Thursday, June 21, 2007

Professor Steph

Writing this title, I'm reminded of our dear family friend Pastor Wil Alexander, who, knowing that I teach violin lessons (to little kids) at the elementary school, always addresses me as "Professor...."

Well, tomorrow morning I'm off to Yosemite, camping with friends. My brand new Canon 28-135 mm F3.5-5.6 IS lens arrived in the mail today, right on time, so pictures should be forthcoming in a following blog (if I remember).

I'm looking forward to a little vacation, since I can't afford to take off work time for an actual vacation this summer, thanks to the US Treasury and the democrats. However, I wish I had a couple of extra days this weekend to work on a project I just found out about. I registered for a conference at La Sierra University next weekend called the Camerata of Adventist Musicians, kind of a very small GYC for musicians. Wolfgang Stefani, a pastor and musician from Australia who has done extensive research into the spiritual nature of musical aesthetics and Adventism, will be the keynote speaker, and Israel Ramos, GYC president, will be giving the devotional meetings. The conference seems to be lacking in a certain amount of planning however, given that an advertisement email was sent out to all the local musicians after the actual deadline (and this was the first I had heard about it), and it was only yesterday that I got the email with the conference schedule and, oh yes, I'm assigned to present a lecture recital on Friday at 1:30...

I have to reiterate that this was the absolute first I had heard about presenting a lecture recital next Friday. So I've been frantically deliberating what I am going to speak about (we are to choose two pieces to present), researching about the music, writing a paper about them, and practicing them because I have to talk and play. I feel like I'm back at school again. Or perhaps I even feel like I'm a real intellectual scholar or something, presenting lecture recitals at conferences. Maybe I'll make the conference circuit, and they'll be asking for me at Yale. Or, maybe if the speakers are recorded, I'll even make it to AudioVerse (just kidding)! All right, enough dreaming and back to work so I can make a little progress on this before I leave tomorrow morning, because next week I only have two days to work on it (and they are full teaching days).

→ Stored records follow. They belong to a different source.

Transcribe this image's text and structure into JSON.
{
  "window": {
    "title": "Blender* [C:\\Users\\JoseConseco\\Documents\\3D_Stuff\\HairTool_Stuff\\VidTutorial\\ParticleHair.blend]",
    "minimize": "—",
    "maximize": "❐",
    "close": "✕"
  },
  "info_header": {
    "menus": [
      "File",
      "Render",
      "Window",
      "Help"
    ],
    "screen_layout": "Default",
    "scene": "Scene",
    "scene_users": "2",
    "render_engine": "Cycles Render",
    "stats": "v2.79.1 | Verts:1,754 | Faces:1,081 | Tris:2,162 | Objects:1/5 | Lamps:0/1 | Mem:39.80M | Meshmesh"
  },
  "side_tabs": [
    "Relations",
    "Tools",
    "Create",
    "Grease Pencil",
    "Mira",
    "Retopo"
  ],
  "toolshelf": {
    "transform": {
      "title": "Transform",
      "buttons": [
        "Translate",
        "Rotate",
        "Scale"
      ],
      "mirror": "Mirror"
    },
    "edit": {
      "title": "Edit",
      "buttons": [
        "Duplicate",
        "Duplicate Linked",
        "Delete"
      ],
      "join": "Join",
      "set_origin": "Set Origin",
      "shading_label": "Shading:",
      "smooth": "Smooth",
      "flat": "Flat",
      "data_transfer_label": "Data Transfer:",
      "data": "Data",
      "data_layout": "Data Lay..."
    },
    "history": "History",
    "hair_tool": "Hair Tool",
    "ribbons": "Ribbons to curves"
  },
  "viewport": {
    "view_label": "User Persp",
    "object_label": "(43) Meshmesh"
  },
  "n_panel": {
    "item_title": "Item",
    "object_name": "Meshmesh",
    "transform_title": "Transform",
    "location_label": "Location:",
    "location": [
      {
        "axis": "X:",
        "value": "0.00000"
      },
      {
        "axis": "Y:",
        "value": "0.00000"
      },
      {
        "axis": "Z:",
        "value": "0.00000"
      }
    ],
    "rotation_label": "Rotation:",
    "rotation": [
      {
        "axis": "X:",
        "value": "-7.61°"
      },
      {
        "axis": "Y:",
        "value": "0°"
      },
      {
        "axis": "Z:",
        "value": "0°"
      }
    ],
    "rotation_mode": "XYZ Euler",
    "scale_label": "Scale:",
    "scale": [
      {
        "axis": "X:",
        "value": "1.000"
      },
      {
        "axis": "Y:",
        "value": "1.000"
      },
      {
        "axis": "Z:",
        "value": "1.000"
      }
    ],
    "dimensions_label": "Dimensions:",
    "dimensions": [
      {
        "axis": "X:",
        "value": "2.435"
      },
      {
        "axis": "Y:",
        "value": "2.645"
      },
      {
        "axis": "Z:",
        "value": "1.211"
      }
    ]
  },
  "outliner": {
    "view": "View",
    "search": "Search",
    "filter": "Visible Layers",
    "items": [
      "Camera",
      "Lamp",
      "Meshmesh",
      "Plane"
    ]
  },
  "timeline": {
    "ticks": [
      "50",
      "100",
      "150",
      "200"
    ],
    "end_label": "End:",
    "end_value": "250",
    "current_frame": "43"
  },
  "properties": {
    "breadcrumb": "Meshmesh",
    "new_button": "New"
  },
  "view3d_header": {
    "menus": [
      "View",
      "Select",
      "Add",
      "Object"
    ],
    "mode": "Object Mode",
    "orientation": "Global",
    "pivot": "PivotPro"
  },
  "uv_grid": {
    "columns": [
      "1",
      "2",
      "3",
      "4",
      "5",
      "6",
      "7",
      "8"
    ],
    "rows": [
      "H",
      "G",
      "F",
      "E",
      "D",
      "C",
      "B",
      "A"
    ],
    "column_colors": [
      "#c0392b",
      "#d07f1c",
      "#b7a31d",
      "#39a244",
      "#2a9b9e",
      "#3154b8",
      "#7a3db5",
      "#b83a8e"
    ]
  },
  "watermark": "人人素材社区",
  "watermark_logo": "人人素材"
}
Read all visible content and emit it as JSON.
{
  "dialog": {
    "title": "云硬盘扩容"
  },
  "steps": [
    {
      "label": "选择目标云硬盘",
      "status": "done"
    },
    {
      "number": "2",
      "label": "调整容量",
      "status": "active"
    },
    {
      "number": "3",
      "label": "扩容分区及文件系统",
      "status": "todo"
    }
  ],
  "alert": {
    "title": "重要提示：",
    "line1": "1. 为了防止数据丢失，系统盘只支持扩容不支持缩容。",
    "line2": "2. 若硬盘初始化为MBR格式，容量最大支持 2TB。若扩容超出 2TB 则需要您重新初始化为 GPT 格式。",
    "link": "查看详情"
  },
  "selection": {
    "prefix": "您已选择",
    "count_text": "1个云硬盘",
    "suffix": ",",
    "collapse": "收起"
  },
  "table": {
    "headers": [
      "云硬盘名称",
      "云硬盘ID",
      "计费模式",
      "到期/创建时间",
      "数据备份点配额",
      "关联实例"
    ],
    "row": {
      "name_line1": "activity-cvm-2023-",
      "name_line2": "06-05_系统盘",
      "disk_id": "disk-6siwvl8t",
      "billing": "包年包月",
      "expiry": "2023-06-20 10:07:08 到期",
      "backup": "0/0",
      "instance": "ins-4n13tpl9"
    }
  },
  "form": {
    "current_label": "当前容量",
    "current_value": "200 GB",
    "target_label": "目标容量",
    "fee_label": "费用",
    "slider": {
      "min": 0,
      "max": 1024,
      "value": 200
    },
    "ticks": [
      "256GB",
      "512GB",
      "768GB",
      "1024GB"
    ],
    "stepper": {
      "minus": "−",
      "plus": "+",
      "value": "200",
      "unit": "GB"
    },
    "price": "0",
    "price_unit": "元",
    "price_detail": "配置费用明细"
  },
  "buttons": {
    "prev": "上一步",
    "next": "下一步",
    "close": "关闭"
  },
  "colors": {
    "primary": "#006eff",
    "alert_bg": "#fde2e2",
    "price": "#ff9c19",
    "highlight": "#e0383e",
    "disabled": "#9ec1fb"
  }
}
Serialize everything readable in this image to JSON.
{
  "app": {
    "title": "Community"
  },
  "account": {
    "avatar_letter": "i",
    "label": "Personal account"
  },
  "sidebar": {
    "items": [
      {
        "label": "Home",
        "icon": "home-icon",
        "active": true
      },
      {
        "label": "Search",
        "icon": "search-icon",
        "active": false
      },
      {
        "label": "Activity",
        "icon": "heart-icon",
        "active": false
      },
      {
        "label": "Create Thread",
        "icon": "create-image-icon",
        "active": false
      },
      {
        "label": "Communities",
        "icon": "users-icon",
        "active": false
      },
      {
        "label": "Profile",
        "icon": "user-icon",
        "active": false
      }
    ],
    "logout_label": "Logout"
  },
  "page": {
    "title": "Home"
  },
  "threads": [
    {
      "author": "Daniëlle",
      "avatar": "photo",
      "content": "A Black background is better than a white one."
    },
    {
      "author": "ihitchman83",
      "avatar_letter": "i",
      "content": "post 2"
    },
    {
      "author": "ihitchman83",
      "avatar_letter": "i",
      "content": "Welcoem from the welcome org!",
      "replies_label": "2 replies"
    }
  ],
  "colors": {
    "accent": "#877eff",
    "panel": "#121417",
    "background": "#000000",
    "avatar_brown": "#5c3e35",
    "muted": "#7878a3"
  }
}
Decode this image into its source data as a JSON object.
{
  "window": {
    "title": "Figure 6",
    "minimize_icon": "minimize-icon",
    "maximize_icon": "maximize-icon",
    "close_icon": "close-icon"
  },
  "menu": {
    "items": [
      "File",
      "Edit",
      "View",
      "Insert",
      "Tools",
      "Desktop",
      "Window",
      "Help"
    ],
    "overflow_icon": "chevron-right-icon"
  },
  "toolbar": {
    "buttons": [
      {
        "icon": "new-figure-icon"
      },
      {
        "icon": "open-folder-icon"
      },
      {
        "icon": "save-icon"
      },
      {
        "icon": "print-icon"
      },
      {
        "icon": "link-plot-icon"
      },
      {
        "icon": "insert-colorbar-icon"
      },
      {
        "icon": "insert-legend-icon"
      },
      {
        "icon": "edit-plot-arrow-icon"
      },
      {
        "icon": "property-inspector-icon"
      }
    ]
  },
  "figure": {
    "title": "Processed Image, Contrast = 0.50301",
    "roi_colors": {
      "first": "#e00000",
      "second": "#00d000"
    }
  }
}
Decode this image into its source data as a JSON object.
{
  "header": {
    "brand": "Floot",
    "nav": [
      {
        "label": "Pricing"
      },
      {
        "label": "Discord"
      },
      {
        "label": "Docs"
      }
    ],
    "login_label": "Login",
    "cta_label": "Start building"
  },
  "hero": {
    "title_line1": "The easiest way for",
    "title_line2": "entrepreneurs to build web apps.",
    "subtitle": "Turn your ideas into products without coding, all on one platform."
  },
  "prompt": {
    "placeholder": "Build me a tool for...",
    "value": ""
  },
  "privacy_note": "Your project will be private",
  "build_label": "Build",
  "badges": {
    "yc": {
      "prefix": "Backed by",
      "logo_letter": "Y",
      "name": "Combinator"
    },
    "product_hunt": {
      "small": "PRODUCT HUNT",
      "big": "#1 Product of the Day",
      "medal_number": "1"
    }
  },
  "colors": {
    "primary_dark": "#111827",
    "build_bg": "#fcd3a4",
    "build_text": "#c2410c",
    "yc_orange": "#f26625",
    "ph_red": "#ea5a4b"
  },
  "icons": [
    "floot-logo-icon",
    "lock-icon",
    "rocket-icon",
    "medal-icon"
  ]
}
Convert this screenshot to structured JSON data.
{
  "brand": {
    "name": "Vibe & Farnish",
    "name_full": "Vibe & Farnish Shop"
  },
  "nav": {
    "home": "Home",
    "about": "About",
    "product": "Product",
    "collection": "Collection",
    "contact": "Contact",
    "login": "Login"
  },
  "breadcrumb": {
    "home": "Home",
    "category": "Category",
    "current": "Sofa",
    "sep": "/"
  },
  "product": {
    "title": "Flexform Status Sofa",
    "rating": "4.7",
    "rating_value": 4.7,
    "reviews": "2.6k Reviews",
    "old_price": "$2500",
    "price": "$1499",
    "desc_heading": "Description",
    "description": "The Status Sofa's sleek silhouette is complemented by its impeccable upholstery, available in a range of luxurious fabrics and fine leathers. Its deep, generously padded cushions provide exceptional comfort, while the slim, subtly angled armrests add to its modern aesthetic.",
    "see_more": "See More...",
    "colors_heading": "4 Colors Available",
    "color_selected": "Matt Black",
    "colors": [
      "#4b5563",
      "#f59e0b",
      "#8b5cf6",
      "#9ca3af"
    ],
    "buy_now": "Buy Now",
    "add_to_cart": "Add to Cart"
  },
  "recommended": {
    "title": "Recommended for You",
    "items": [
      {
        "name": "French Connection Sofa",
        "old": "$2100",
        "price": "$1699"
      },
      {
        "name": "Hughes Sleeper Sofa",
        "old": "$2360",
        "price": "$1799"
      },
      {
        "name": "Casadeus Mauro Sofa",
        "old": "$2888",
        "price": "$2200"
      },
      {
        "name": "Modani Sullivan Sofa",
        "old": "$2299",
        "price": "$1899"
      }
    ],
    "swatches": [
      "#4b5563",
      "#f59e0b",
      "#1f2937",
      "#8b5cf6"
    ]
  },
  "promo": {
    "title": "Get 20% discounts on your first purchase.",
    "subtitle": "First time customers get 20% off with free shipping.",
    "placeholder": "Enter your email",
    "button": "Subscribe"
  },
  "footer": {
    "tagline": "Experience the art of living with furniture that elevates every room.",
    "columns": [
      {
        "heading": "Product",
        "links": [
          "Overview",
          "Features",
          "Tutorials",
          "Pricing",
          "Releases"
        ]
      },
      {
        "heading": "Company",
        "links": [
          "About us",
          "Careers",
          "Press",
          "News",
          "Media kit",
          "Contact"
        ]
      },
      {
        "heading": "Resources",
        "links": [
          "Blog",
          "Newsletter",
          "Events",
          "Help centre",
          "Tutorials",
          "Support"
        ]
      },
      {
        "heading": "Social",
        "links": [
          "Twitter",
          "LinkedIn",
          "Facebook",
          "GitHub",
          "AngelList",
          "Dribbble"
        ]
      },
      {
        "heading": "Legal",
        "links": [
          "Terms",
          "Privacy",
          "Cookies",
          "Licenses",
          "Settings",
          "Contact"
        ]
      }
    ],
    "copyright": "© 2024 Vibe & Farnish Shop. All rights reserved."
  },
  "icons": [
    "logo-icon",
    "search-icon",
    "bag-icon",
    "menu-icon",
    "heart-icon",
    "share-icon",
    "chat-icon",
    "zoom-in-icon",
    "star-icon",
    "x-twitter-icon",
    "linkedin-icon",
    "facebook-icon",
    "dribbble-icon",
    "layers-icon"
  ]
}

Wednesday, June 13, 2007

On being a violin teacher, part 1

I'm titling this blog "Part 1" because I hope to do a better job in the future of collecting these little vignettes from the life of a violin teacher. I'm not nearly as good at remembering all the great stuff as my friend Joanna, the piano teacher, who's always full of great stories. But here's a start.

One of the assignments I give to all my students each week is to write down the title and composer of one piece of classical music they listened to that week. One fifth-grade girl showed me her assignment, a piece she listened to by Tchaikovski--perfectly spelled, but she said she didn't know how to pronounce his name. After instructing her on the pronunciation, I wanted to make a connection to help her remember this composer, since he is a pretty important one to know about. I asked her if she had ever seen The Nutcracker at Christmastime, to which she replied, "I've seen the Barbie version!" Good enough.

Today I was handed this piece of paper from another fifth grader. The student dutifully informed me the composer was Bach. I realize he did write a Coffee Cantata (this is true), but I was not aware that he wrote a piece to go with it for his afternoon snack.

Perhaps the Bach she had in mind was PDQ?

Monday, June 04, 2007

Throwing rocks at goats

Today I was listening to a brilliant opus by David Asscherick while getting some D vitamins by the pool. The topic was various concrete proofs of the Bible's authenticity, including the Dead Sea Scrolls.

Besides being infinitely powerful, brilliant, and loving beyond any human comprehension, God is also incomprehensively imaginative and downright, well, charming in His ways. Think of all the multiple millions of dollars spent each year sending the most intellectual scientists from the most prestigious institutions who have studied every aspect of archaeology for decades and using the most expensive and advanced technology the 21st century has to offer in hopes of finding shards here and there of material that might just give evidence for this and that in ancient history. Meanwhile, probably the largest and most important historical finding in archaeological history, hundreds of documents, beautifully preserved and sealed from antiquity in tidy time-proof jars, comprising almost the entire Old Testament of His Word is discovered by--a shepherd kid throwing rocks at his goat in a cave.

This is the kind of God I love to worship--who not only answers prayers, points us to Him, and protects the knowledge about Him, but often does it in a completely unexpected and often--may I say it?--amusing way. We don't have to accomplish a lot for God to accomplish His will. And yes, He does have a sense of humor.